### [TO DO]
Using the listing below, return every line that includes "Game".

### [RECORDS FOR PROCESSING]
^^^^^^^^

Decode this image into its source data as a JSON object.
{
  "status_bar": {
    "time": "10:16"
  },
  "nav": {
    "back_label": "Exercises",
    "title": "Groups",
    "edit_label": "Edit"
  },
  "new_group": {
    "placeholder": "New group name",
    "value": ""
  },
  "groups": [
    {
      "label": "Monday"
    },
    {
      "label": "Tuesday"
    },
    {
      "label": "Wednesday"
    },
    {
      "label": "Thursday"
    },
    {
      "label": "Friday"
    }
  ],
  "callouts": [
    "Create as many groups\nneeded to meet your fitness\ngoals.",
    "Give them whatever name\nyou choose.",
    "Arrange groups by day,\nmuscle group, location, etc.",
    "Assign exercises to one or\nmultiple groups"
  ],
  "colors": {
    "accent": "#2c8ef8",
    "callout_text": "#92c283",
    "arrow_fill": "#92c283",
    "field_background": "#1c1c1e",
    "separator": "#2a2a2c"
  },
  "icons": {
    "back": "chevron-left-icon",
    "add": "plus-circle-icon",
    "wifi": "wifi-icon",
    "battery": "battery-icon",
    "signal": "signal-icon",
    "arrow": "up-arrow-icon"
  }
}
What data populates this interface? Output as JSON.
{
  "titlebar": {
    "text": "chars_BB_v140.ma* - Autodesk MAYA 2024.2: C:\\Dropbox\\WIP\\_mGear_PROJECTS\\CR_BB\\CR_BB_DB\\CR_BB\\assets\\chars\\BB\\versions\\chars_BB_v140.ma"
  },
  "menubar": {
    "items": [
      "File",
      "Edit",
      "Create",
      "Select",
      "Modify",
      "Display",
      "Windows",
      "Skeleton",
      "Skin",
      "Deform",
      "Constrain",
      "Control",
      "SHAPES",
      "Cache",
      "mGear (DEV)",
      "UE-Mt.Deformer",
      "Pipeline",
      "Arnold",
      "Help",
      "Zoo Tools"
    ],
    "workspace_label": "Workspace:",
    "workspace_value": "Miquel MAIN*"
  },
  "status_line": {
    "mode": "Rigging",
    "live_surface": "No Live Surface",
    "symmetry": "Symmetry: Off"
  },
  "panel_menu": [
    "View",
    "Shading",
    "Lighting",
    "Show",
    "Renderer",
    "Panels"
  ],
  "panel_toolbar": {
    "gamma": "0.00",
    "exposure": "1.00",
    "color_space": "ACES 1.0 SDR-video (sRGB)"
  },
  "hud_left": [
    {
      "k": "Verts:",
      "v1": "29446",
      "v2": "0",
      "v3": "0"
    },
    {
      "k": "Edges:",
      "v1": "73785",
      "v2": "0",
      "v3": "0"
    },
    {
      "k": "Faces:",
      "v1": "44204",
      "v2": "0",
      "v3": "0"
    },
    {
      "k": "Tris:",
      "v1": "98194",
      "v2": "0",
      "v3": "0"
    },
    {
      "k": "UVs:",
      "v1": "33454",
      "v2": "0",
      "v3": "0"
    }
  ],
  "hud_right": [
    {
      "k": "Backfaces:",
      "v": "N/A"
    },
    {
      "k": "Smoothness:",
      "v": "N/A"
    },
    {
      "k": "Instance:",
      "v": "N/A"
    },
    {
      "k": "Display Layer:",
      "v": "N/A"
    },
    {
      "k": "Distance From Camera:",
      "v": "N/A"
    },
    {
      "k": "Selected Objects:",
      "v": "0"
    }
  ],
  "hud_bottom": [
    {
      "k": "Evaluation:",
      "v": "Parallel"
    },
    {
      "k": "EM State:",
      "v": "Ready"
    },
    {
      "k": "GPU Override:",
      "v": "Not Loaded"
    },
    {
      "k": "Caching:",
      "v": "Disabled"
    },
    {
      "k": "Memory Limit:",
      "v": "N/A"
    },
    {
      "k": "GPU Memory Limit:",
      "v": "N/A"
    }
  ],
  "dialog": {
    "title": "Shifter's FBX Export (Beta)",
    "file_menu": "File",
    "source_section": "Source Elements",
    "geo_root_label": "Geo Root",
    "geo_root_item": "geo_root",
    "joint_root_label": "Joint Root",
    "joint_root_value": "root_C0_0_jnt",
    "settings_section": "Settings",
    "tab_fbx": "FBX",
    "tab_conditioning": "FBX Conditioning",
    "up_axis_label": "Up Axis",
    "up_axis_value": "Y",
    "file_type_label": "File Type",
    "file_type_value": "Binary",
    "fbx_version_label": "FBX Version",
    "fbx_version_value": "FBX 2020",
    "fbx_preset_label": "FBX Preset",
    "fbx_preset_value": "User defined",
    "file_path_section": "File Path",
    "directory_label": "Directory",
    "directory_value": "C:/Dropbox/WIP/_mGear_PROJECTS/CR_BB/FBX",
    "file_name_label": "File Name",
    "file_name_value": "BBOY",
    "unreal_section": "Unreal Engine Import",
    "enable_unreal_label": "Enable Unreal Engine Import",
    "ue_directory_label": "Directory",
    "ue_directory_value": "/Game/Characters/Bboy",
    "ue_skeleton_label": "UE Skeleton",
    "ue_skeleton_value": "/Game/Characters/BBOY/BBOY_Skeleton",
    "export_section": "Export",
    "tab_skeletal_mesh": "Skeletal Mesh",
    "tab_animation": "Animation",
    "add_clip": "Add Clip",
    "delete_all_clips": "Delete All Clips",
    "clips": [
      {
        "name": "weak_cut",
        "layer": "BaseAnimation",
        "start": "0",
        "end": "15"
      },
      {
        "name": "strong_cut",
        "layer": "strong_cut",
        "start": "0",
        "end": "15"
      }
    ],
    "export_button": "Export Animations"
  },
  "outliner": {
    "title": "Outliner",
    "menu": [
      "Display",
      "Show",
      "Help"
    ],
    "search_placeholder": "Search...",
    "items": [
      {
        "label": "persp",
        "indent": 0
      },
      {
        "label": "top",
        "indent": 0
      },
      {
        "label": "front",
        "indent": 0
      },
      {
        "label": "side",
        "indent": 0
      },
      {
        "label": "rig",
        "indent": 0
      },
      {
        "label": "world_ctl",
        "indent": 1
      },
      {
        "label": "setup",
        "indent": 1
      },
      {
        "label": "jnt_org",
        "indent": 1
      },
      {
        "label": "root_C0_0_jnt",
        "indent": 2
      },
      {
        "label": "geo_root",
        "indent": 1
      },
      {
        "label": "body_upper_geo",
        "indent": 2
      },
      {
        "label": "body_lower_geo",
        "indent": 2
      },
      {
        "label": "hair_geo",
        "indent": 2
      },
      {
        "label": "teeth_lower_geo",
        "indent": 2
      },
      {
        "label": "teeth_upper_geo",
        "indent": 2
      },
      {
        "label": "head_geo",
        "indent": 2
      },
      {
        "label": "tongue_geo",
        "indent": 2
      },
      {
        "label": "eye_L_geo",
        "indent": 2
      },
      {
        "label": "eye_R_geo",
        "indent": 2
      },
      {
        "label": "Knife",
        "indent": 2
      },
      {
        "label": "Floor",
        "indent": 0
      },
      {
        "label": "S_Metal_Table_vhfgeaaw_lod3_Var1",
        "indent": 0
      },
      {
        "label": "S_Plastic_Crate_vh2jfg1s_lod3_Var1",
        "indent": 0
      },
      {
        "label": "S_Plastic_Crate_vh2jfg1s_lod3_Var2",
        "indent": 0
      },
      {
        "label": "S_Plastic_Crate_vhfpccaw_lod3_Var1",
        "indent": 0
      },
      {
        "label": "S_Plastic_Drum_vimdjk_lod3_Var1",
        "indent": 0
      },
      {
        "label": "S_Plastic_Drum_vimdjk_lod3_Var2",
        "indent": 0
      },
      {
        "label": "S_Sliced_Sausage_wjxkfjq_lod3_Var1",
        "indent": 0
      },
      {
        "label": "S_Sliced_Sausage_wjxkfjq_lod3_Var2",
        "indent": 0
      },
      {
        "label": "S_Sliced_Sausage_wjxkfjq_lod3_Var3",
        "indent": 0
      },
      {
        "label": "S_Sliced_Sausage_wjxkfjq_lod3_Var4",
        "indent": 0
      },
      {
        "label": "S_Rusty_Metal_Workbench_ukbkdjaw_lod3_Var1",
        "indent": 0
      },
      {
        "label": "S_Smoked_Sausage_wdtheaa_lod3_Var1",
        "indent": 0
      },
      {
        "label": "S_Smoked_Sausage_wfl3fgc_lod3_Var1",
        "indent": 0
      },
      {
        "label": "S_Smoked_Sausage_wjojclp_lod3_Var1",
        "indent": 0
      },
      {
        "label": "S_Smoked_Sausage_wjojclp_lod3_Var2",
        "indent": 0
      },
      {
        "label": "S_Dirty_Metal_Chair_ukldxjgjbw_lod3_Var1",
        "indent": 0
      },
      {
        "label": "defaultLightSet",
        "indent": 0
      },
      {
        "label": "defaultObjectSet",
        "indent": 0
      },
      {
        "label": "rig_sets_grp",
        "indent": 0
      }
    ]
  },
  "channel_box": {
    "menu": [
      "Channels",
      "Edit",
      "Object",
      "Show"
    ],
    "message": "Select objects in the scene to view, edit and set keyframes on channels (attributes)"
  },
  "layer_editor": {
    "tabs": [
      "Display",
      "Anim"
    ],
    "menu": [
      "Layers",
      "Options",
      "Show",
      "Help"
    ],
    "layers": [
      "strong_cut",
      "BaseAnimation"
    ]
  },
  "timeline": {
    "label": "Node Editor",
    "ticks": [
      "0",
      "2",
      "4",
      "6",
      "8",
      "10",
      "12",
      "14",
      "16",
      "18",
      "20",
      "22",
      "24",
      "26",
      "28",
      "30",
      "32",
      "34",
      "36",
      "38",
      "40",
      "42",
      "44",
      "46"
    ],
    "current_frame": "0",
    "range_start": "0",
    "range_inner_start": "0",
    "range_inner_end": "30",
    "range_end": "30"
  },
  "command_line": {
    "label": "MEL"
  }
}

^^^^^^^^

### [TASK SOLUTION]
    "ue_directory_value": "/Game/Characters/Bboy",
    "ue_skeleton_value": "/Game/Characters/BBOY/BBOY_Skeleton",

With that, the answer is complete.